Peter Beaumont writes: The continuing currency crisis in Iran, which has seen the rial go into freefall, has been cited, with some celebration in certain quarters, as proving that US-led sanctions are “working” against Tehran. Increasingly shut out from international banking and struggling to sell its oil, Iran has been forced to sell more cheaply while buying raw materials at a higher cash price. This, in turn, has led to currency speculation that the government has done nothing to halt, and to sharp devaluation.
But what does “sanctions are working” actually mean? Some hawks have read it as the possible beginning of the end for Iran’s nuclear programme and the collapse of the clerical regime. For others, including those anxious to avoid conflict over Iran, it has been seized on as a suggestion that the crisis might be resolved through negotiation and non-military pressure.
The reality is that the political, economic and social impact of sanctions can produce very different results from those allegedly desired, more often than not hurting ordinary people.

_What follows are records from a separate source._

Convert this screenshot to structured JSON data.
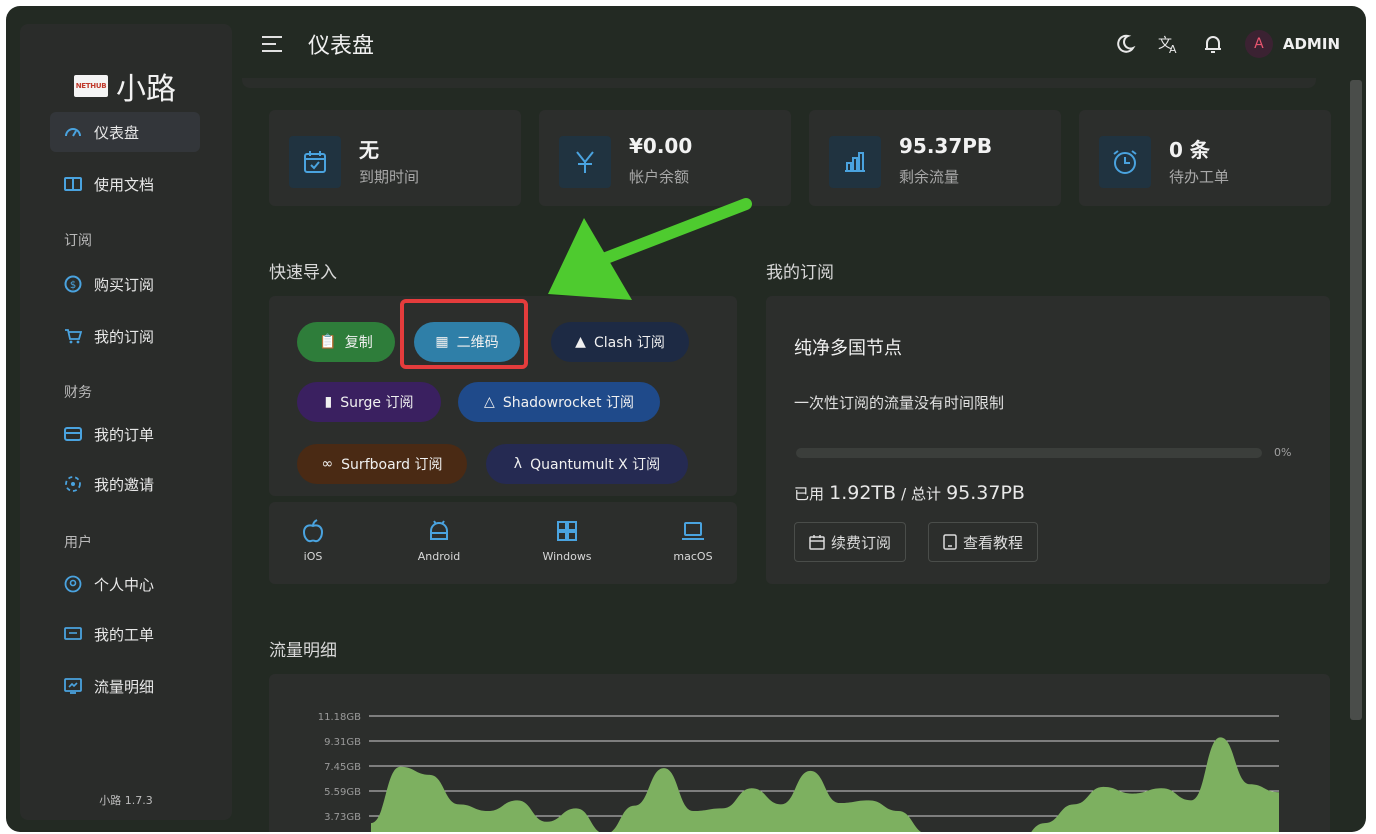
{
  "app": {
    "logo_badge": "NETHUB",
    "name": "小路",
    "version": "小路 1.7.3"
  },
  "header": {
    "title": "仪表盘",
    "user_initial": "A",
    "username": "ADMIN"
  },
  "sidebar": {
    "items": [
      {
        "label": "仪表盘",
        "icon": "dashboard-icon",
        "active": true
      },
      {
        "label": "使用文档",
        "icon": "book-icon"
      }
    ],
    "groups": [
      {
        "title": "订阅",
        "items": [
          {
            "label": "购买订阅",
            "icon": "dollar-icon"
          },
          {
            "label": "我的订阅",
            "icon": "cart-icon"
          }
        ]
      },
      {
        "title": "财务",
        "items": [
          {
            "label": "我的订单",
            "icon": "wallet-icon"
          },
          {
            "label": "我的邀请",
            "icon": "invite-icon"
          }
        ]
      },
      {
        "title": "用户",
        "items": [
          {
            "label": "个人中心",
            "icon": "user-circle-icon"
          },
          {
            "label": "我的工单",
            "icon": "ticket-icon"
          },
          {
            "label": "流量明细",
            "icon": "traffic-icon"
          }
        ]
      }
    ]
  },
  "stats": [
    {
      "value": "无",
      "label": "到期时间",
      "icon": "calendar-icon"
    },
    {
      "value": "¥0.00",
      "label": "帐户余额",
      "icon": "yen-icon"
    },
    {
      "value": "95.37PB",
      "label": "剩余流量",
      "icon": "bar-chart-icon"
    },
    {
      "value": "0 条",
      "label": "待办工单",
      "icon": "alarm-icon"
    }
  ],
  "quick_import": {
    "title": "快速导入",
    "buttons": [
      {
        "label": "复制",
        "icon": "clipboard-icon",
        "color": "#2e7d3a"
      },
      {
        "label": "二维码",
        "icon": "qrcode-icon",
        "color": "#2f7fa8"
      },
      {
        "label": "Clash 订阅",
        "icon": "clash-icon",
        "color": "#1d2a44"
      },
      {
        "label": "Surge 订阅",
        "icon": "surge-icon",
        "color": "#3a2060"
      },
      {
        "label": "Shadowrocket 订阅",
        "icon": "rocket-icon",
        "color": "#1f4a8a"
      },
      {
        "label": "Surfboard 订阅",
        "icon": "surfboard-icon",
        "color": "#4a2a14"
      },
      {
        "label": "Quantumult X 订阅",
        "icon": "quantumult-icon",
        "color": "#252a52"
      }
    ],
    "platforms": [
      {
        "label": "iOS",
        "icon": "apple-icon"
      },
      {
        "label": "Android",
        "icon": "android-icon"
      },
      {
        "label": "Windows",
        "icon": "windows-icon"
      },
      {
        "label": "macOS",
        "icon": "laptop-icon"
      }
    ]
  },
  "subscription": {
    "title": "我的订阅",
    "plan_name": "纯净多国节点",
    "description": "一次性订阅的流量没有时间限制",
    "progress_percent": 0,
    "progress_label": "0%",
    "used_prefix": "已用",
    "used_value": "1.92TB",
    "total_prefix": "/ 总计",
    "total_value": "95.37PB",
    "renew_label": "续费订阅",
    "tutorial_label": "查看教程"
  },
  "traffic": {
    "title": "流量明细",
    "chart_data": {
      "type": "area",
      "y_ticks": [
        "11.18GB",
        "9.31GB",
        "7.45GB",
        "5.59GB",
        "3.73GB"
      ],
      "series": [
        {
          "values": [
            3.2,
            7.4,
            6.8,
            4.6,
            4.1,
            4.9,
            3.3,
            4.3,
            2.4,
            4.5,
            7.3,
            4.1,
            4.3,
            5.8,
            4.6,
            7.1,
            4.7,
            4.9,
            4.1,
            2.4,
            1.4,
            0.6,
            1.6,
            3.2,
            4.6,
            5.9,
            5.4,
            5.8,
            4.9,
            9.6,
            6.1,
            5.5
          ]
        }
      ],
      "color": "#7db060",
      "grid": true
    }
  }
}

And there is a third scenario, in which sanctions might actually make the confrontation with Iran more dangerous still.
The increasing popularity of economic sanctions, as Britain’s former ambassador to the UN, Sir Jeremy Greenstock, has observed, is due to the perception that no other tool exists “between words and military action if you want to bring pressure upon a government”.
When three academics – Gary Clyde Hufbauer, Jeffrey Scott and Kimberly Ann Elliott – examined the history of sanctions between 1914 and 1990, in Economic Sanctions Reconsidered they determined that out of 115 cases that they looked at, only a third had seen any measure of success. The US political scientist Robert Pape has challenged even this measure, claiming that of the 40, only five can be determined genuine successes for sanctions. [Continue reading…]
As Iran’s currency crisis escalates, Ali Chenar has spoken to people in and around the bazaar in Tehran.
Many merchants in the bazaar had already shut down their stores since Monday, claiming that they do not know what prices they should be charging their customers. The sudden fall in the rial’s value has brought it to a level unthinkable only a week ago.
“The problem is that the exchange rate always sends a signal about market stability and government reliability,” said Muhammad, an economic activist. He adds, “With the rial in freefall, many believe that the situation is simply out of control.”
He explains the dilemma faced by the merchants. “Many in the bazaar save in dollars and need hard currency to import the products they sell. If the products are produced domestically then they need hard currency to import the material needed in the production process. The machinery and other services cost too, and usually we have to pay companies who use the [open-market] dollar-rial exchange rate to estimate their costs.”
Babak, a graduate student, is worried about his upcoming sabbatical trip abroad. “With the hard currency rising so fast, I am not sure if I can afford it anymore.” He also cannot wait much longer to make a decision — the deadline to apply for a visa is fast approaching.
Businesses face similar decisions about whether to renew their orders and sell their inventories. Mahmoud, an apprentice in the bazaar, wants people to know that “we would like to work, but how can you work when you do not know what will happen tomorrow.”
Ahmad Reza, a dealer in Persian rugs, is mad at the government. “They ruined everything. They wasted all the revenues generated by oil and now they are not supplying the market with hard currency…. Every day, something new happens: one day it is sanctions; the next, new banking regulations. The authorities always need to be greased with some extra cash.” The challenge of keeping his business going is making him infuriated. “Some days, I just want to go to the Sahara and just yell. I do not know why I come to this store anymore.”
Hamid, a social science teacher who lives near the bazaar just south of central Tehran, believes that the “bazaaris have always been unhappy and frustrated. Almost every government has found ways to interfere with them and to tell them what to do.” What is different now “is that Ahmadinejad has become more vulnerable.” Hamid observes that criticizing his administration is no longer equivalent to opposing the regime as a whole. On his way home, he saw people had set fire to garbage and other flammables. “Bazaaris usually hate governments, but I think they hate the current administration the most.”